“Covid-19 has reinforced the importance of Australia’s sovereign manufacturing capability,” Australian treasurer Josh Frydenberg said in his budget speech.
In a pre-budget preview to the schemes last week, Prime Minister Scott Morrison said Australia was ramping up its search for new markets for Australian products, with free trade agreement negotiations with Britain and the European Union on track.
“We cannot ignore the obvious. The efficiency benefits of hyper-globalisation and highly fragmented supply chains can evaporate very quickly in the event of a major global shock like the Covid-19 pandemic as we have seen,” said Morrison.
“The government will invest A$107 million in a new Supply Chain Resilience Initiative. This will support Australian manufacturers investing in capabilities to address areas of identified acute vulnerability domestically, and to ensure they are in a position to contribute to the supply chains of trusted partners and like-minded countries.”
The Supply Chain Resilience Initiative mentioned by Morrison appears to focus more on domestic rather than international supply chains, therefore different from the Supply Chain Resilience Initiative involving both Japan and India.
Separately, an Australian parliamentary inquiry into trade diversification is also ongoing.
“We welcome the investment to pursue new free trade agreement opportunities around the world, and the development of our relationship with India,” said Tony Battaglene, chief executive of industry group, Australian Grape & Wine.
“Together with the Joint Ministerial Taskforce on Simplified Trade, making trading simpler and cheaper by reducing red tape and increasing the resilience of our supply chains, this investment will help our longer term objectives of growing exports and diversifying markets.”
The government also sought to support exports, laying out A$317 million in air freight assistance given most flights are still grounded due to Covid-19.

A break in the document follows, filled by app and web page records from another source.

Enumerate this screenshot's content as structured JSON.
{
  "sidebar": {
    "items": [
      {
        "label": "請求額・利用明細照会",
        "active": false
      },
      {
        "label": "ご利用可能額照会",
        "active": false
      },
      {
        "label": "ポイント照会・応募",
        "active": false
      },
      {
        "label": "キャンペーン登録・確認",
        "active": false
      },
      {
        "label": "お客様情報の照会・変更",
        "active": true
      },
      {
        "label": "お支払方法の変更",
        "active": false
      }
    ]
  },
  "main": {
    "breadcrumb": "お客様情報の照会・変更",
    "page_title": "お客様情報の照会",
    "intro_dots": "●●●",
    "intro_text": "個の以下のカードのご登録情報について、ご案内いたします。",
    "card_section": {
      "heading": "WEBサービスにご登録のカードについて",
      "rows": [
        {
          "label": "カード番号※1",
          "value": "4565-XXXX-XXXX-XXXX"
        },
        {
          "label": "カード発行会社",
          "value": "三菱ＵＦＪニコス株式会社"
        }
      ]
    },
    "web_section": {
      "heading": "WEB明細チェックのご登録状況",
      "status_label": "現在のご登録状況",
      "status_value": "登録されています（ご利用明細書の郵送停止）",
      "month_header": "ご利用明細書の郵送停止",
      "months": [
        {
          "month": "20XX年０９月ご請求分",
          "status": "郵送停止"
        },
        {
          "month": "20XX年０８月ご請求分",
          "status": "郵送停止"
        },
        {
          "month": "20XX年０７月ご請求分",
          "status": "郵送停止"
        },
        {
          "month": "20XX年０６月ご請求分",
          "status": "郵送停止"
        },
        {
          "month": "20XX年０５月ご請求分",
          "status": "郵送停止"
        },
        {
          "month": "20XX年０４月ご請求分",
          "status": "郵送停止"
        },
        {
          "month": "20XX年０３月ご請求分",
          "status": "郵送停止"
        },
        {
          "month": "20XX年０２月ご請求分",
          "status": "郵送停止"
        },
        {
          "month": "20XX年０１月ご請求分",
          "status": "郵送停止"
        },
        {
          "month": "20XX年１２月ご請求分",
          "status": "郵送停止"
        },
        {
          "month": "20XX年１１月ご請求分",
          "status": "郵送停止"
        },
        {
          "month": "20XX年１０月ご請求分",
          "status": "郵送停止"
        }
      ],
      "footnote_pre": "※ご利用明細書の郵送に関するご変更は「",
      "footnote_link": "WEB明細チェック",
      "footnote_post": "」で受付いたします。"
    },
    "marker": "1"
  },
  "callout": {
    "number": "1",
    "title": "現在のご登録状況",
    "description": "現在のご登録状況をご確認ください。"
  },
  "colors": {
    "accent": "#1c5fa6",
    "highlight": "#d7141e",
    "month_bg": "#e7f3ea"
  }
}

The latest budget also revealed how badly coronavirus-related international travel restrictions have dented the domestic tourism and education sectors, with visitor arrivals between April and July falling 98 per cent compared with the same period last year.
In response, the government has committed A$51 million to help regions that are highly reliant on international tourism to focus on attracting more domestic tourists.
Chinese visitors have previously formed a large part of Australian tourist numbers, with nearly 1.5 million Chinese tourists visiting Australia last year, making them the biggest single group ahead of New Zealand, according to Tourism Australia.
Large numbers of Chinese students who have not yet commenced studies in Australia have been concerned about delays in the start of classes due to the pandemic, but also about cases of discrimination in reaction to the deterioration in China-Australia relations, a study by Australia’s Swinburne University of Technology in July said.
In another survey undertaken by the Australian Chinese Debating Association, Chinese-language news platform Sydney Today and migration firm S&W Consulting Group last month, around 67 per cent of nearly 7,000 Chinese student respondents said they felt insecure about being a foreign student in Australia during the pandemic.
The shift to online learning and a lack of a social life amid the pandemic, as well as the potential for racist incidents, reduced the appeal of studying in Australia, the respondents said.
More from South China Morning Post:
- Coronavirus hit to global trade ‘deeper but not as long’ as thought, as WTO sees recovery under way
- TikTok, WeChat bans by US and India broke WTO rules, China says
- Chinese families shun Western universities as coronavirus, strained ties are ‘scaring middle-class families’
- Donald Trump’s four years in power have ‘totally changed manufacturing’, say US firms forced to rethink supply chains
- China property developer follows Huawei with job cuts in Australia amid souring Beijing-Canberra ties
This article Australia budget to bolster supply chains, domestic industry post-coronavirus and amid China turmoil first appeared on South China Morning Post